Comey did confirm that the NSA, CIA, FBI, main Justice Department and others - including personnel in the White House in some situations - could have access to unmasked names of U.S. persons.

But he stressed that only the collecting agency can unmask the identities of people. Others with whom the information is shared ‘‘can ask the collectors to unmask,’’ he said - but can’t do it on their own.

GOP members fretted that the leaks to the media would complicate the effort by lawmakers to renew Section 702 of the Foreign Intelligence Surveillance Act, which allows the government to collect through U.S. companies general categories of foreign intelligence contained in phone calls, emails and other electronic communications when one end of the communication is overseas.

Comey rejected the suggestion.

‘‘This conversation has nothing to do with 702,’’ he protested. ‘‘702 is about targeting non-U.S. persons overseas. The FBI can apply to collect electronic surveillance in the United States [on individual targets], but it’s a different thing from 702.’’


Comey declined to say whether any officials had sought approval from the Foreign Intelligence Surveillance Court to monitor anyone in the Trump campaign, saying he did not want to discuss the workings of the highly secretive court. Individuals familiar with the investigation, who spoke on condition of anonymity to discuss a sensitive matter, have said there was no such request made during the campaign.

The FBI probe combines an investigation into hacking operations by Russian spy agencies with efforts to understand how the Kremlin sought to manipulate public opinion and influence the election’s outcome

In January, the intelligence community released a report concluding that Russian President Vladimir Putin wanted to not only undermine the legitimacy of the election process but also harm the campaign of Hillary Clinton and boost Trump’s chances of winning.

Hackers working for Russian spy agencies penetrated the computers of the Democratic National Committee in 2015 and 2016 as well as the email accounts of Democratic officials, intelligence official said in the report. The material was relayed to WikiLeaks, the officials said, and the anti-secrecy group began a series of damaging email releases just before the Democratic National Convention that continued through the fall.

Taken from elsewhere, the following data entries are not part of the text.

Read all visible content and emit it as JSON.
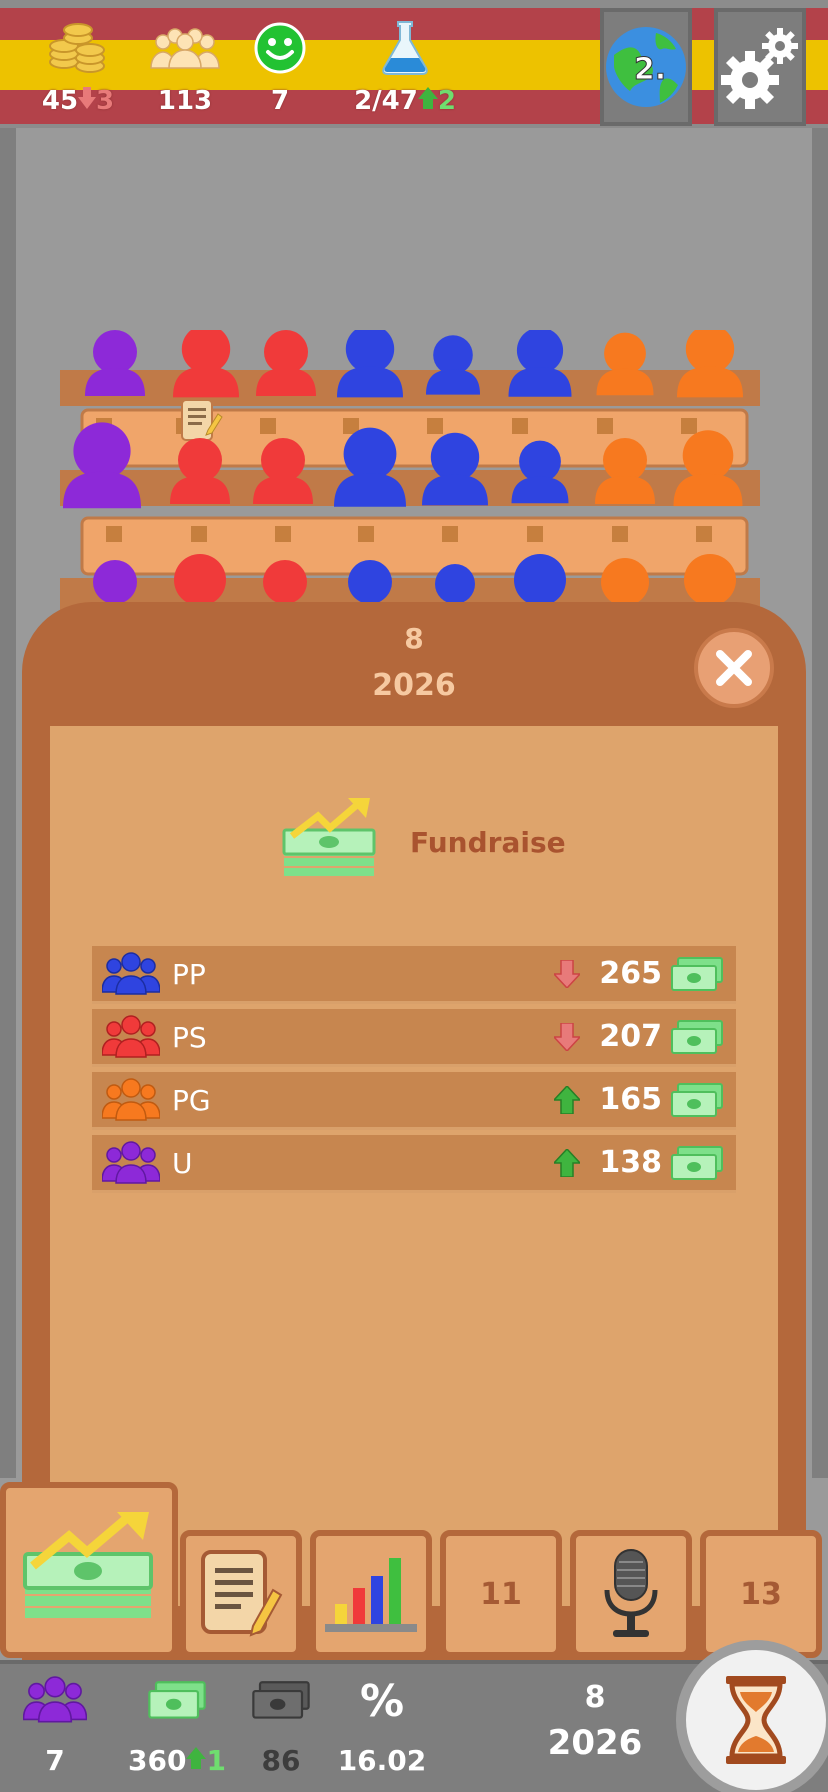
{
  "top": {
    "coins": {
      "value": "45",
      "change": "3"
    },
    "population": {
      "value": "113"
    },
    "happiness": {
      "value": "7"
    },
    "research": {
      "value": "2/47",
      "change": "2"
    },
    "world_button": {
      "label": "2."
    }
  },
  "panel": {
    "turn": "8",
    "year": "2026",
    "action": "Fundraise",
    "rows": [
      {
        "party": "PP",
        "amount": "265",
        "trend": "down",
        "color": "#2f44e0"
      },
      {
        "party": "PS",
        "amount": "207",
        "trend": "down",
        "color": "#f03a3a"
      },
      {
        "party": "PG",
        "amount": "165",
        "trend": "up",
        "color": "#f7791f"
      },
      {
        "party": "U",
        "amount": "138",
        "trend": "up",
        "color": "#8d29d8"
      }
    ]
  },
  "tabs": {
    "tab4": "11",
    "tab6": "13"
  },
  "status": {
    "members": "7",
    "money": "360",
    "money_change": "1",
    "dark_money": "86",
    "percent_icon": "%",
    "percent": "16.02",
    "turn": "8",
    "year": "2026"
  },
  "colors": {
    "purple": "#8d29d8",
    "red": "#f03a3a",
    "blue": "#2f44e0",
    "orange": "#f7791f",
    "panel": "#b4683b",
    "panel_inner": "#dea46c"
  }
}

Christina Prignano of the Globe staff contributed to this report.